■ Exercise directions
Every line containing the string "heading" is to be copied from the records.

■ Material provided
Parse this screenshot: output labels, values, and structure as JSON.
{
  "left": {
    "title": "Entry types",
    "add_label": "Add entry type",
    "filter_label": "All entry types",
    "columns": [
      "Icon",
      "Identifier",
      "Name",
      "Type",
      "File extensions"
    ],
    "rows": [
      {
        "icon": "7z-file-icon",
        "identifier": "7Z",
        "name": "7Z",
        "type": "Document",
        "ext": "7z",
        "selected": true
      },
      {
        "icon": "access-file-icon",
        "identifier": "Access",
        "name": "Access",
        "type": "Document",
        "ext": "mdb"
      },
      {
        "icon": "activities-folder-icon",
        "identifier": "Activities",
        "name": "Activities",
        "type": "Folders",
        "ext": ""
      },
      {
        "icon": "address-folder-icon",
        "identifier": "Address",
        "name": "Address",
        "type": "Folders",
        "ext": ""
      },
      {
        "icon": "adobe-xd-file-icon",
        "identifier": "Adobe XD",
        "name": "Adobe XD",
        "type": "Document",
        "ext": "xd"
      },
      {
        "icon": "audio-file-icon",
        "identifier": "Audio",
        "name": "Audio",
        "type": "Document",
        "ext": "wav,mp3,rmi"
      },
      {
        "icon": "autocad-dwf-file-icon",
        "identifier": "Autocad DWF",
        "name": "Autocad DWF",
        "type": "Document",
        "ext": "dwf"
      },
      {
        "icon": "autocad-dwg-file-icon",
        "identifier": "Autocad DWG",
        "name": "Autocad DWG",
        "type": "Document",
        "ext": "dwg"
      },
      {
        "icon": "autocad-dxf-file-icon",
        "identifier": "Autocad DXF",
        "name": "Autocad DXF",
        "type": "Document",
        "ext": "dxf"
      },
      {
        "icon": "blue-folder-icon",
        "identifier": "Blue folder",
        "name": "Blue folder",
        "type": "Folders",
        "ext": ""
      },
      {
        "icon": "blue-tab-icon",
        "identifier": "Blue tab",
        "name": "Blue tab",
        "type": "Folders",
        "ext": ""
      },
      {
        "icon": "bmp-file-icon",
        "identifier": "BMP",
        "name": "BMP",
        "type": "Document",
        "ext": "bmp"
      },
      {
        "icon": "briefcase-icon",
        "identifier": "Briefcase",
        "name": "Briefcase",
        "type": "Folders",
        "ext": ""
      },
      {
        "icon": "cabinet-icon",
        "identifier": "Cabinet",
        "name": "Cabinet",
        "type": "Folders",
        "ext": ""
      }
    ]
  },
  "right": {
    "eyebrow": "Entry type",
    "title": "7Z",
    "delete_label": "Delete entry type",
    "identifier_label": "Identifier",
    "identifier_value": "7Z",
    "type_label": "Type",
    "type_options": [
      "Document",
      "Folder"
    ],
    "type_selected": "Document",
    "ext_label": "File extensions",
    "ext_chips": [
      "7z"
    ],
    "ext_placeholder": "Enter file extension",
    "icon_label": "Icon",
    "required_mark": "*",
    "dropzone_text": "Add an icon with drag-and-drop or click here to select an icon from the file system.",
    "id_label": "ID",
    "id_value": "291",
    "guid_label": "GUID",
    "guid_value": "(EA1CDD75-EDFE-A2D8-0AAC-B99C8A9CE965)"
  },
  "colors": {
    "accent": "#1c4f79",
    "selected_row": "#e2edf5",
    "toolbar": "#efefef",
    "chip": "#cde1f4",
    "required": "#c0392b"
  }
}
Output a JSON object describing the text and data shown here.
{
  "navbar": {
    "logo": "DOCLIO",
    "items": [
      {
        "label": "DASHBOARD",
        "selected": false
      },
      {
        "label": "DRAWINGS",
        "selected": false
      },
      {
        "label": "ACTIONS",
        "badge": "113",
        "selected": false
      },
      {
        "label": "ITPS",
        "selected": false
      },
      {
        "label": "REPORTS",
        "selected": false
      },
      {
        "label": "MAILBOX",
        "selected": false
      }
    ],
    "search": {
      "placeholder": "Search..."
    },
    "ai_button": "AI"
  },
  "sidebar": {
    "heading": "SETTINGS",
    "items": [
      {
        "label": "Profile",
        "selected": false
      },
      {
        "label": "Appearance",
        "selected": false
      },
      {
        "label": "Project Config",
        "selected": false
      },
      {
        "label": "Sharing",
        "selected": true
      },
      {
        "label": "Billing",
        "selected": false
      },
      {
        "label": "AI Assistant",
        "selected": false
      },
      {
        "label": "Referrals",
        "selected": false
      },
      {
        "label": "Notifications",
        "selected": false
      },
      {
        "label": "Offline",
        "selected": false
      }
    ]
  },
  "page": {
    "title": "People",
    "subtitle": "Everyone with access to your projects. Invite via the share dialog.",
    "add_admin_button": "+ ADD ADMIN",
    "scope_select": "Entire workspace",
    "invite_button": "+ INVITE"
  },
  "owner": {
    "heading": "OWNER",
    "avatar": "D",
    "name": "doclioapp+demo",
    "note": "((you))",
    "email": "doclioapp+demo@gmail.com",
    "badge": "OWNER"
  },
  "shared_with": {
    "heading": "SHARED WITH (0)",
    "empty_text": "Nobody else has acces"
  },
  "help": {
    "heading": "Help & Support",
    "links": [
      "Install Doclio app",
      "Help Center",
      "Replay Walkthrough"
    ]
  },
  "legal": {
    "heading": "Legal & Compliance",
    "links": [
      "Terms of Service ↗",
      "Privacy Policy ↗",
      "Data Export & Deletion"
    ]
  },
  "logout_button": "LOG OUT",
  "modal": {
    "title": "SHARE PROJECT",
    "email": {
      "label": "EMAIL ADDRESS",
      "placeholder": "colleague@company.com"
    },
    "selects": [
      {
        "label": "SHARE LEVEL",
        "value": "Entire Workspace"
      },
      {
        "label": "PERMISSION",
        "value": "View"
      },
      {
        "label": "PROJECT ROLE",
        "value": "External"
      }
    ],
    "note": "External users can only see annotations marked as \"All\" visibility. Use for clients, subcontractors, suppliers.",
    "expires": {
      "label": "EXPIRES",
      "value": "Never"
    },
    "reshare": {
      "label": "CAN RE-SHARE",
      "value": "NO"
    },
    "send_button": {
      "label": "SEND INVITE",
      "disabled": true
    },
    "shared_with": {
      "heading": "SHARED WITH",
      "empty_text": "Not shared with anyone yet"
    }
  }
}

■ Exercise solution
    "heading": "SETTINGS",
    "heading": "OWNER",
    "heading": "SHARED WITH (0)",
    "heading": "Help & Support",
    "heading": "Legal & Compliance",
      "heading": "SHARED WITH",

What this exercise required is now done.